    An extended review of the cases is unnecessary.

    In Strait v. City of Rock Hill, 88 S.E., 469; 104 S.C. 116, in harmony with previous decisions, it was held that the expression "any person" in the act includes an employee of the municipality.

    In Dunn v. Town of Barnwell, reported in 21 S.E., 316;43 S.C. 401, Chief Justice McIver, construing this statute, said:

    "The term `mismanagement,' as used in a previous part of the act, meant mismanagement in making repairs on the streets, so that the corporation should be held liable not only for neglect in making the repairs on the streets, but also for mismanagement of anything under the control of the corporation in making such repairs. There is nothing whatever in the act indicating an intention on the part of the Legislature to make a municipal corporation liable for any other nonfeasance or misfeasance on its part, except such as was connected with the keeping of the streets, etc., in proper and safe repair."

    In Triplett v. City of Columbia, 96 S.E., 675; 111 S.C. 7; 1 A.L.R., 349, Mr. Justice Hydrick, clearly having in mind the entire line of cases, beginning with the DunnCase, supra, in which this statute was construed, spoke of two classes of injuries coming within the statute: (1) An injury "caused by any defect in the street which interfered with or affected the use of it for legitimate street purposes"; and (2) an injury "caused by mismanagement of something under the control of the corporation while being used in the work of repairing the streets."

    The Circuit Judge states in his order that he based his decision in overruling the demurrer to the complaint upon the following citation from the case of Hiott v. Walterboro, reported in 119 S.E., 869; 127 S.C. 251, where the Court in that case stated:

    "An employee of the municipality, using the street for the legitimate purpose of repairing the same, injured by a *Page 402 defect in or `mismanagement of anything,' such as machinery, etc., under the control of the municipal corporation, is within the terms of the statute."

    It does not appear, however, in the present case from the allegations of the complaint that the plaintiff, an employee of the municipality, was injured by a defect in or mismanagement of anything under the control of the municipal corporation while engaged in repairing the streets.
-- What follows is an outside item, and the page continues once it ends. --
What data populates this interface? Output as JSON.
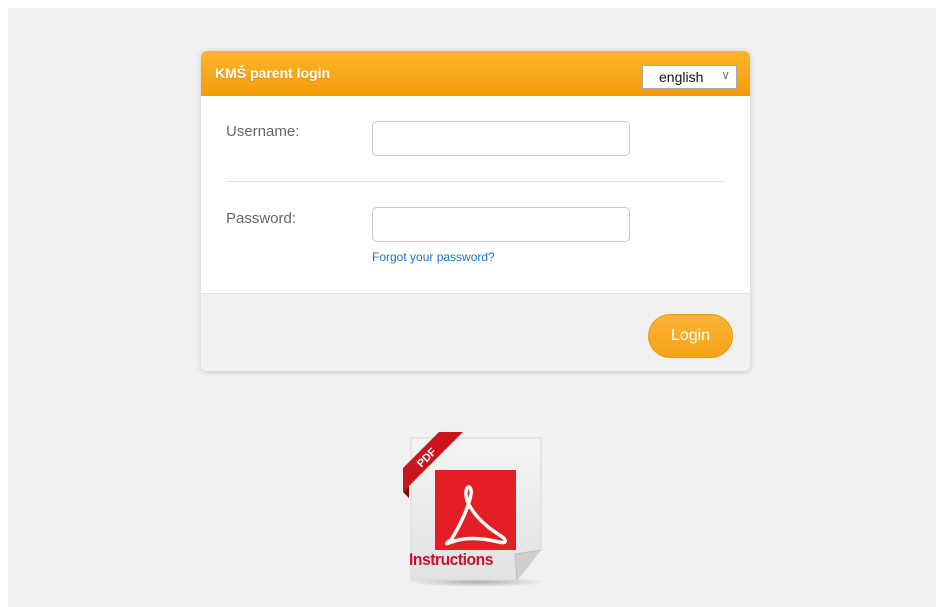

The conclusion of the Court, therefore, is that the allegations of the complaint do not state a cause of action within the statute, and that the demurrer should have been sustained.

    The judgment of this Court is that the judgment of the Circuit Court be reversed.


    MR. CHIEF JUSTICE GARY dissents.